The 9th department of the North Estonia Medical Centre’s Psychiatry Department primarily treats patients who experience a first psychotic episode. The 9th Department was opened in 1998. The department has 26 beds and the staff includes 5 psychiatrists, 8 psychologists, an occupational therapist, an art therapist, and 20 nursing and caregiver staff.
What is psychosis?
Psychosis is a psychiatric condition affecting perception of reality and thought processes. The treatments administered by our department use atypical antipsychotic drugs appropriate to the specific patient. If necessary, other pharmaceuticals needed by the patient are added to the treatment scheme to aid in better treating the illness.
Each patient is examined both in regard to physical health and psychological tests.
These meetings discuss treatment related problems and communication difficulties between the patient and family members. It also addresses how family members could best help their loved ones.
Undoubtedly the illness of a family member is a huge source of stress and thus these meetings also deal with the various difficulties family members might experience, which alleviates tension over the illness of their loved one. In addition, the psychiatrists and psychologists in our department meet with patients separately as well to discuss their psychological problems.
Twice a week, group psychotherapy sessions are held to discuss noteworthy problems the patient has experienced in everyday life. Psychotic episodes often lead to a temporary drop in attention, memory, ability to concentrate, and other cognitive functions. To alleviate the condition and allow the cognitive faculties to recover faster, our department uses a special computer programme called Cogpack, which consists of exercises designed to improve attention, memory, reaction time and other cognitive functions.
In addition, metacognitive group sessions are held, for discussing different life situation and how to better cope with them. To deal with patient problems, our department uses art therapy exercises where creative activities and artistic means are used for expressing emotions and seeking solutions to problems. Occupational therapy is designed to preserve and promote patients’ active capacity to help those with impaired capacity better to take part in daily activities.
Organization of treatment in the department
The treatment given in our department generally lasts 21 days. This time may be shorter or longer depending on how a patient responds to treatment. After inpatient care, the patients in our department continue outpatient care at our department for up to two weeks, as needs dictate. During this time, patients attend appointments with members of the treatment team both accompanied by family members or alone to monitor changes in the status and discuss problems experienced by family members or the patient. After inpatient treatment ends, the patient can be referred to a rehabilitation programme at a suitable mental health centre that is closest to his or her home.
Academics and research

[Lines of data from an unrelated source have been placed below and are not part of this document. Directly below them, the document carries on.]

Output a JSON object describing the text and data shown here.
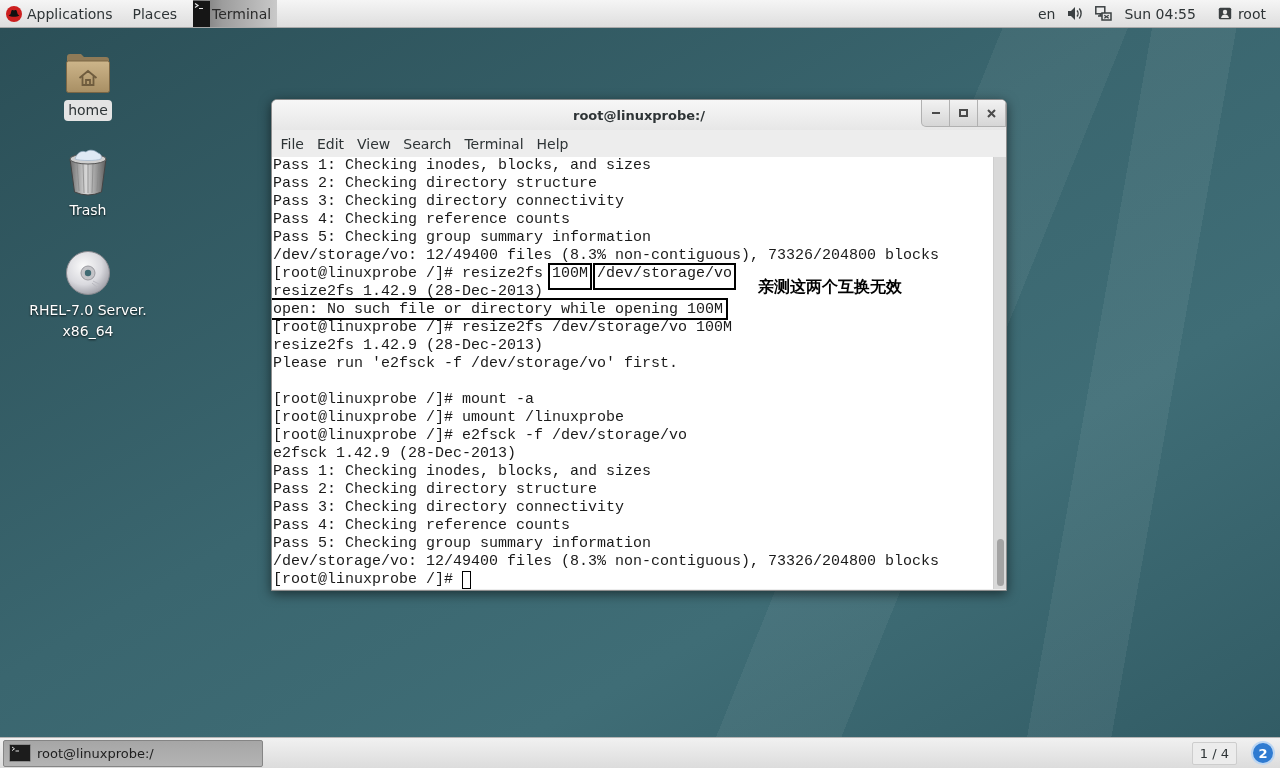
{
  "top_bar": {
    "menus": [
      {
        "kind": "apps",
        "label": "Applications"
      },
      {
        "kind": "places",
        "label": "Places"
      }
    ],
    "app_menu": {
      "label": "Terminal"
    },
    "input_source": "en",
    "clock": "Sun 04:55",
    "user": "root"
  },
  "desktop_icons": [
    {
      "kind": "folder",
      "label_lines": [
        "home"
      ],
      "selected": true
    },
    {
      "kind": "trash",
      "label_lines": [
        "Trash"
      ],
      "selected": false
    },
    {
      "kind": "disc",
      "label_lines": [
        "RHEL-7.0 Server.",
        "x86_64"
      ],
      "selected": false
    }
  ],
  "terminal": {
    "title": "root@linuxprobe:/",
    "menu": [
      "File",
      "Edit",
      "View",
      "Search",
      "Terminal",
      "Help"
    ],
    "lines": [
      {
        "kind": "text",
        "text": "Pass 1: Checking inodes, blocks, and sizes",
        "boxed": false
      },
      {
        "kind": "text",
        "text": "Pass 2: Checking directory structure",
        "boxed": false
      },
      {
        "kind": "text",
        "text": "Pass 3: Checking directory connectivity",
        "boxed": false
      },
      {
        "kind": "text",
        "text": "Pass 4: Checking reference counts",
        "boxed": false
      },
      {
        "kind": "text",
        "text": "Pass 5: Checking group summary information",
        "boxed": false
      },
      {
        "kind": "text",
        "text": "/dev/storage/vo: 12/49400 files (8.3% non-contiguous), 73326/204800 blocks",
        "boxed": false
      },
      {
        "kind": "parts",
        "parts": [
          {
            "text": "[root@linuxprobe /]# resize2fs",
            "boxed": false
          },
          {
            "text": "100M",
            "boxed": true
          },
          {
            "text": "/dev/storage/vo",
            "boxed": true
          }
        ]
      },
      {
        "kind": "text",
        "text": "resize2fs 1.42.9 (28-Dec-2013)",
        "boxed": false
      },
      {
        "kind": "text",
        "text": "open: No such file or directory while opening 100M",
        "boxed": true
      },
      {
        "kind": "text",
        "text": "[root@linuxprobe /]# resize2fs /dev/storage/vo 100M",
        "boxed": false
      },
      {
        "kind": "text",
        "text": "resize2fs 1.42.9 (28-Dec-2013)",
        "boxed": false
      },
      {
        "kind": "text",
        "text": "Please run 'e2fsck -f /dev/storage/vo' first.",
        "boxed": false
      },
      {
        "kind": "blank"
      },
      {
        "kind": "text",
        "text": "[root@linuxprobe /]# mount -a",
        "boxed": false
      },
      {
        "kind": "text",
        "text": "[root@linuxprobe /]# umount /linuxprobe",
        "boxed": false
      },
      {
        "kind": "text",
        "text": "[root@linuxprobe /]# e2fsck -f /dev/storage/vo",
        "boxed": false
      },
      {
        "kind": "text",
        "text": "e2fsck 1.42.9 (28-Dec-2013)",
        "boxed": false
      },
      {
        "kind": "text",
        "text": "Pass 1: Checking inodes, blocks, and sizes",
        "boxed": false
      },
      {
        "kind": "text",
        "text": "Pass 2: Checking directory structure",
        "boxed": false
      },
      {
        "kind": "text",
        "text": "Pass 3: Checking directory connectivity",
        "boxed": false
      },
      {
        "kind": "text",
        "text": "Pass 4: Checking reference counts",
        "boxed": false
      },
      {
        "kind": "text",
        "text": "Pass 5: Checking group summary information",
        "boxed": false
      },
      {
        "kind": "text",
        "text": "/dev/storage/vo: 12/49400 files (8.3% non-contiguous), 73326/204800 blocks",
        "boxed": false
      },
      {
        "kind": "prompt",
        "text": "[root@linuxprobe /]#",
        "cursor": true
      }
    ],
    "note": "亲测这两个互换无效"
  },
  "taskbar": {
    "windows": [
      {
        "label": "root@linuxprobe:/",
        "selected": true
      }
    ],
    "workspace": "1 / 4",
    "notifications": "2"
  }
}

Our department has become a training area for University of Tartu residents as well as a practicum/internship site for University of Tartu and Tallinn University psychology students. The department staff and students from both of these universities have conducted much research here. The department has become an important centre in organizing multi-faceted treatment for first-episode psychosis. Our department employees have made presentations to colleagues in Estonia as well as at international scientific conferences.